**Exercise prompt**:
Output the entries underneath exactly as they are.

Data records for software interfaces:
☆ ☆ ☆ ☆

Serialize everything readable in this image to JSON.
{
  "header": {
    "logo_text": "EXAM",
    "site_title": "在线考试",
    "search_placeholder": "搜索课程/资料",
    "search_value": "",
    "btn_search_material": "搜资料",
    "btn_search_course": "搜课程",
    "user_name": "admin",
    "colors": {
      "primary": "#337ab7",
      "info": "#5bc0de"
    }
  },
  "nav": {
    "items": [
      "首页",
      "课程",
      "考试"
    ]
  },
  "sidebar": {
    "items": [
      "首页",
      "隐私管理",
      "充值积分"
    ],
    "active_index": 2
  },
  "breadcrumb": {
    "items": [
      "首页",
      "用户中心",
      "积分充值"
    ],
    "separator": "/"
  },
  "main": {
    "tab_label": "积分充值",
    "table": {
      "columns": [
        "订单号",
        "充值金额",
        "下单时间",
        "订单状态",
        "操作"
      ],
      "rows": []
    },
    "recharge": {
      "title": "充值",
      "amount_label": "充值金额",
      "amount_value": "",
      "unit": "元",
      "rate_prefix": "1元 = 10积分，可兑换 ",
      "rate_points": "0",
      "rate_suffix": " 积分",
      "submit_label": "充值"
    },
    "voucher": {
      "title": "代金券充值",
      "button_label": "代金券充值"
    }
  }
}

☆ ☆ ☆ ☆

**Exercise response**:
Serialize everything readable in this image to JSON.
{
  "header": {
    "logo_text": "EXAM",
    "site_title": "在线考试",
    "search_placeholder": "搜索课程/资料",
    "search_value": "",
    "btn_search_material": "搜资料",
    "btn_search_course": "搜课程",
    "user_name": "admin",
    "colors": {
      "primary": "#337ab7",
      "info": "#5bc0de"
    }
  },
  "nav": {
    "items": [
      "首页",
      "课程",
      "考试"
    ]
  },
  "sidebar": {
    "items": [
      "首页",
      "隐私管理",
      "充值积分"
    ],
    "active_index": 2
  },
  "breadcrumb": {
    "items": [
      "首页",
      "用户中心",
      "积分充值"
    ],
    "separator": "/"
  },
  "main": {
    "tab_label": "积分充值",
    "table": {
      "columns": [
        "订单号",
        "充值金额",
        "下单时间",
        "订单状态",
        "操作"
      ],
      "rows": []
    },
    "recharge": {
      "title": "充值",
      "amount_label": "充值金额",
      "amount_value": "",
      "unit": "元",
      "rate_prefix": "1元 = 10积分，可兑换 ",
      "rate_points": "0",
      "rate_suffix": " 积分",
      "submit_label": "充值"
    },
    "voucher": {
      "title": "代金券充值",
      "button_label": "代金券充值"
    }
  }
}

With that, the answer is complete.